The basic problem with this setup is that it requires time and energy to pull it off properly. Web 2.0 is really about building applications that make everyday tasks easier, according to Publishing 2.0 blogger Scott Karp. His examples of successful portals include Google (search), eBay (sell/buy), Amazon reviews/recommendations (shop) and Flickr (organize/share photos). Karp makes the case that the average person doesn't have much time or interest in doing a lot of voting, tagging, saving, commenting and creating media, and has patience for only a finite amount of choice. Web 2.0 media applications, according to Karp, are really just for bloggers and other people with the drive to create their own media.
"For most of us, media consumption consists of reading or viewing and then moving on to something else," he said.

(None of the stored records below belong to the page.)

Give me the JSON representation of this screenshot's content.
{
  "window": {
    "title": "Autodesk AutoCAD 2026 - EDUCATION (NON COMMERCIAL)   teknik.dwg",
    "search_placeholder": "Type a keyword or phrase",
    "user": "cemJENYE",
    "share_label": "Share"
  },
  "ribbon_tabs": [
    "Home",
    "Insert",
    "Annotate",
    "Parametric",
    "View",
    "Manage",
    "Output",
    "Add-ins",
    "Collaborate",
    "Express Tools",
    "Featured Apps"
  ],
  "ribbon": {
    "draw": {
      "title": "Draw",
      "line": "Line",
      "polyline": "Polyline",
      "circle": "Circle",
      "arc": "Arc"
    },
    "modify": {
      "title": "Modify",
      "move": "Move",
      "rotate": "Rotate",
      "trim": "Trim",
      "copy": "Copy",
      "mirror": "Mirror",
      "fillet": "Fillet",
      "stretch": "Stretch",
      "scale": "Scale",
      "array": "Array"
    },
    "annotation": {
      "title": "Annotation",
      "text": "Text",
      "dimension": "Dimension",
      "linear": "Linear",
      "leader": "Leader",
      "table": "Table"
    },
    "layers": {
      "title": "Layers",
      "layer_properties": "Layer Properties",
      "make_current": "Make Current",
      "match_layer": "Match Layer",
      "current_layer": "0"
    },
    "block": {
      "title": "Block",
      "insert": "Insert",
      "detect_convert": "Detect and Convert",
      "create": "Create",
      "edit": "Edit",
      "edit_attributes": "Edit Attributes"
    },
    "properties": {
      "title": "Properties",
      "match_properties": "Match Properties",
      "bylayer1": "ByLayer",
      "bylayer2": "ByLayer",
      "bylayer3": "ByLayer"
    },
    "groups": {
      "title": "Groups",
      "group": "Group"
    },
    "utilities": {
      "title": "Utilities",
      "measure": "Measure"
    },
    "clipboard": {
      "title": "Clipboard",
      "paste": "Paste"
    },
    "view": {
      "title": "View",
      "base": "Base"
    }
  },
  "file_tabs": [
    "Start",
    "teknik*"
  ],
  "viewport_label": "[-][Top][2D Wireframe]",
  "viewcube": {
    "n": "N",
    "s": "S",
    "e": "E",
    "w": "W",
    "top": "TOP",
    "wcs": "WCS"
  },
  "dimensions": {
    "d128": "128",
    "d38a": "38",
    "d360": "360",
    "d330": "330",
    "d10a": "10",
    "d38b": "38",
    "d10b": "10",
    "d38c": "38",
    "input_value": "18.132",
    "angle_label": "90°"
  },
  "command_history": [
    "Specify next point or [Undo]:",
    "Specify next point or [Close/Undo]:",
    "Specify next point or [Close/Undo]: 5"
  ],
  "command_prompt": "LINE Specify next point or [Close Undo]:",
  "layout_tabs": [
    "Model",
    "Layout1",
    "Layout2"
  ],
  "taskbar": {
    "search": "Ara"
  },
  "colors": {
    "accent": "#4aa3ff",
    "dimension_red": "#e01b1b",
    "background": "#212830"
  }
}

Karp highlights "ease of use" as the key factor in any successful Web 2.0 portal. He gives Flickr and MySpace props as shining examples of doing things right.
"Flickr makes the task at hand (organizing/sharing pictures) easier," he contended. "What problem does MySpace solve? It's not about media consumption, and it's not even about content creation. It's about what young people in particular want to do most: socialize. MySpace makes it easier to hang out and be seen. It makes it easy to create your own space -- something that is difficult for teenagers, indie bands, etc."
Facebook also has its advocates. David Sacks, the founder and CEO of new startup Geni (and previously PayPal COO) said that Facebook has a new answer to the portal question -- the "social graph," or a person's network of relationships, will push information to that individual.
"The potential for Facebook to layer on any feature whose value increases with the participation of friends is an incredibly broad canvas for a portal," Sacks blogged on TechCrunch. "Moreover, as each new application gains acceptance, it enriches the overall value of the network and makes it incrementally more likely that the next application will be tried. Much of what we know as 'Web 2.0' will eventually be rebuilt on top of Facebook."
The Web's growing complexity has made portals essential to Internet users, Web20Portals.com's Jacques Beaudoin told TechNewsWorld.
"Due to the growing complexity of the Web, portals have become essential to the Internet users in this new Web 2.0 world. By providing a pathway to other content, portals facilitate the access to information and make the users experience more enjoyable and rewarding. This is why portals are now experiencing serious growth and in my opinion will keep on growing in the future as their usage will become more and more indispensable."